Scientology was based on many of the old teachings and its creator admits to this in his own writing. He just sought to refine it. Make it more intelligible and accessible.
To continue with the elemental metaphor, our soul, our psyche, our capacity for love behaves like an elemental force. This is why it can wear even the most determined independent person down, but it also is not confined to our relationships with people. It is the rule of all our relationships, without exception. Ever meet a hateful person with a wide range of interests?
Not really. Hate precludes it. And perhaps a better word would be antipathy as opposed to sympathy?
Limits to a single focus? It does limit focus.
It would be hard to explore new things.
There are always people we love to hate.
If I see my ex’s new lady drowning and I walk away is that a bad thing? I do not hate her, I just … I just would not save her. That would be antipathy.
That is bad. I would save her, just not care after. You identify with dissociation with her well-being. If you define yourself only by what you are not, then where does that leave you?
Hate is a strong word. Indeed, hate is too strong a word, because the destructive process has wider manifestations than hate. Hate is just the most readily obvious. Distaste. Disgust. Have you ever met a person who was deeply loving and easily disgusted? Science has linked visceral disgust with human antipathy. If you are easily grossed out, the parts of your brain that would feel sympathy become desensitized.
For me bugs are just fascinating, for others they aren’t. Even the stranger elements of insect behaviour hold fascination for me even if it has a certain morbid flavour to it, but what matters is not the capacity for disgust.

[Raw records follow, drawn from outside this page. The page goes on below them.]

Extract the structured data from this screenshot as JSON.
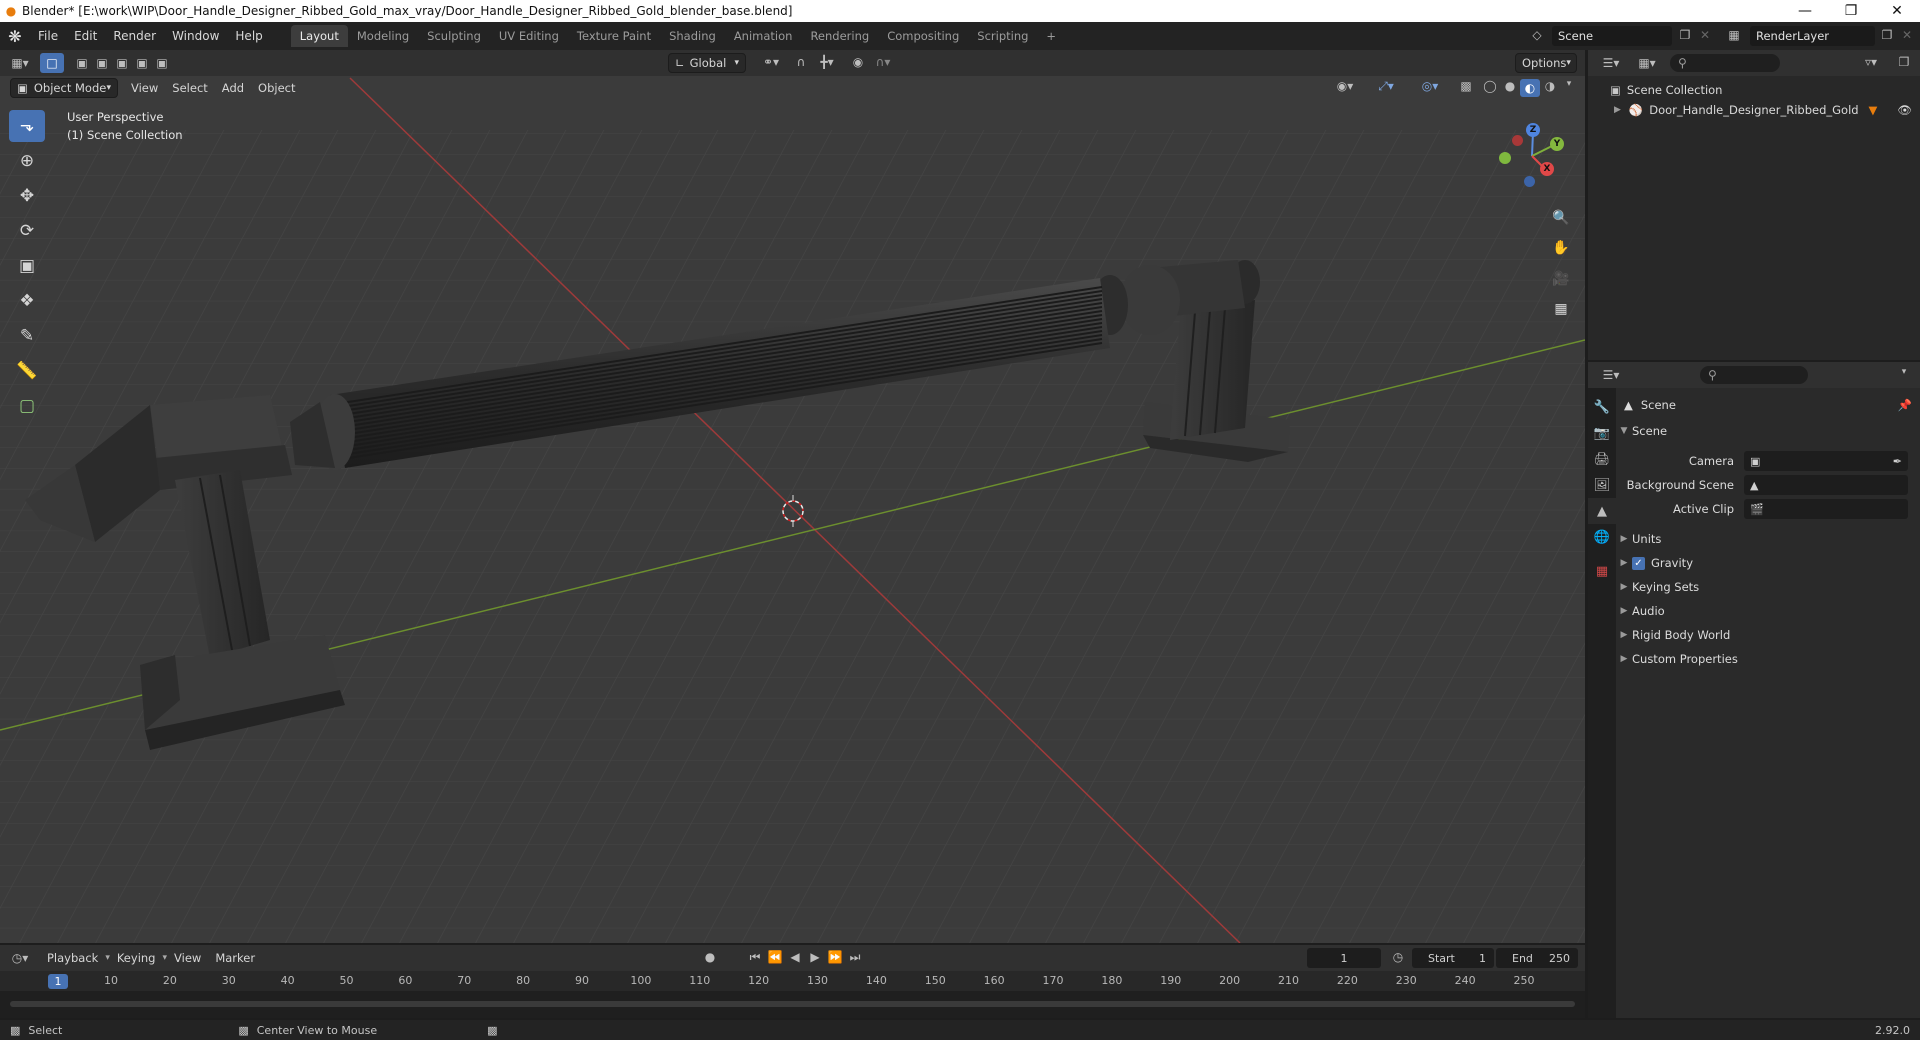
{
  "window": {
    "title": "Blender* [E:\\work\\WIP\\Door_Handle_Designer_Ribbed_Gold_max_vray/Door_Handle_Designer_Ribbed_Gold_blender_base.blend]",
    "minimize": "—",
    "maximize": "❐",
    "close": "✕"
  },
  "menu": [
    "File",
    "Edit",
    "Render",
    "Window",
    "Help"
  ],
  "workspaces": [
    {
      "label": "Layout",
      "active": true
    },
    {
      "label": "Modeling",
      "active": false
    },
    {
      "label": "Sculpting",
      "active": false
    },
    {
      "label": "UV Editing",
      "active": false
    },
    {
      "label": "Texture Paint",
      "active": false
    },
    {
      "label": "Shading",
      "active": false
    },
    {
      "label": "Animation",
      "active": false
    },
    {
      "label": "Rendering",
      "active": false
    },
    {
      "label": "Compositing",
      "active": false
    },
    {
      "label": "Scripting",
      "active": false
    }
  ],
  "scene_selector": {
    "value": "Scene"
  },
  "render_layer": {
    "value": "RenderLayer"
  },
  "viewport": {
    "header": {
      "orientation": "Global",
      "options": "Options"
    },
    "mode": "Object Mode",
    "menus": [
      "View",
      "Select",
      "Add",
      "Object"
    ],
    "info_line1": "User Perspective",
    "info_line2": "(1) Scene Collection",
    "gizmo": {
      "z": "Z",
      "y": "Y",
      "x": "X"
    }
  },
  "outliner": {
    "root": "Scene Collection",
    "items": [
      {
        "label": "Door_Handle_Designer_Ribbed_Gold"
      }
    ]
  },
  "properties": {
    "context": "Scene",
    "panel": "Scene",
    "fields": [
      {
        "label": "Camera",
        "value": ""
      },
      {
        "label": "Background Scene",
        "value": ""
      },
      {
        "label": "Active Clip",
        "value": ""
      }
    ],
    "sections": [
      {
        "label": "Units",
        "checkbox": false
      },
      {
        "label": "Gravity",
        "checkbox": true
      },
      {
        "label": "Keying Sets",
        "checkbox": false
      },
      {
        "label": "Audio",
        "checkbox": false
      },
      {
        "label": "Rigid Body World",
        "checkbox": false
      },
      {
        "label": "Custom Properties",
        "checkbox": false
      }
    ]
  },
  "timeline": {
    "menus": [
      "Playback",
      "Keying",
      "View",
      "Marker"
    ],
    "current_frame": "1",
    "start_label": "Start",
    "start_value": "1",
    "end_label": "End",
    "end_value": "250",
    "ruler": [
      "1",
      "10",
      "20",
      "30",
      "40",
      "50",
      "60",
      "70",
      "80",
      "90",
      "100",
      "110",
      "120",
      "130",
      "140",
      "150",
      "160",
      "170",
      "180",
      "190",
      "200",
      "210",
      "220",
      "230",
      "240",
      "250"
    ]
  },
  "status": {
    "left": "Select",
    "middle": "Center View to Mouse",
    "version": "2.92.0"
  },
  "colors": {
    "accent": "#4772b3",
    "x_axis": "#9e3a3a",
    "y_axis": "#6c8f2e",
    "object_orange": "#e87d0d"
  }
}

We all have that and it’s necessary for our health and well-being. It’s the orientation on it. Disgust over interest, or interest over disgust. Can you be both fascinated and truly disgusted at the same time?
Yes, by seeing the bad and the good. Then you would experience those feelings in rotation then? Or are they really simultaneous?
Something like that. Sometimes they can rotate and very quickly, but I think the fascination wins.
Remember earlier when I said we only truly love what we can feel affinity for? Affiliate with, identify with. Well, you can fall in love with a book or a movie or a work of art, even a job. While morbidly fascinated your disgust would subside. While disgusted your fascination would subside. But the question is why do we fall in love with songs or items of clothing, and things like that?
You can be morbidly fascinated by a rotting carcass. Why do we have the word morbid then? Ah, morbid just means death, not disgust.
Like we aren’t supposed to like looking at broken flesh. Certainly not our own. Because of the morbidity, but we aren’t disgusted by a wounded loved one. We feel empathy instead.
Songs and clothing can give us a lift. They give us a life because they give us context. They remind us of our sense of self and direction. Our sense of direction is just our sense of self in extension.
I love it when I find a well-fitting pair of jeans. You like what you can identify with slightly. You love what you can identify with passionately.
Are those who repeatedly crash in their love life having a problem with context in their life? They are. They struggle with self-loathing. Love is an instinct. One they try to sublimate beneath other considerations, like finances or self-image. Love doesn’t deal in such abstract and unnatural things, so it works to undermine any commitment to a relationship that ignores it.
Men think they should be with “hot” women. That would be self-image, when what they really want is the sense of love and well-being that comes from acceptance and feeling comfortable with a partner. The woman who spends a great deal of time obsessing over making sure she has the most fashionable dress and hair style, who has done all it takes to cultivate that perfect public image, rarely has that to offer a partner.
Your thoughts are welcome. Be well friends.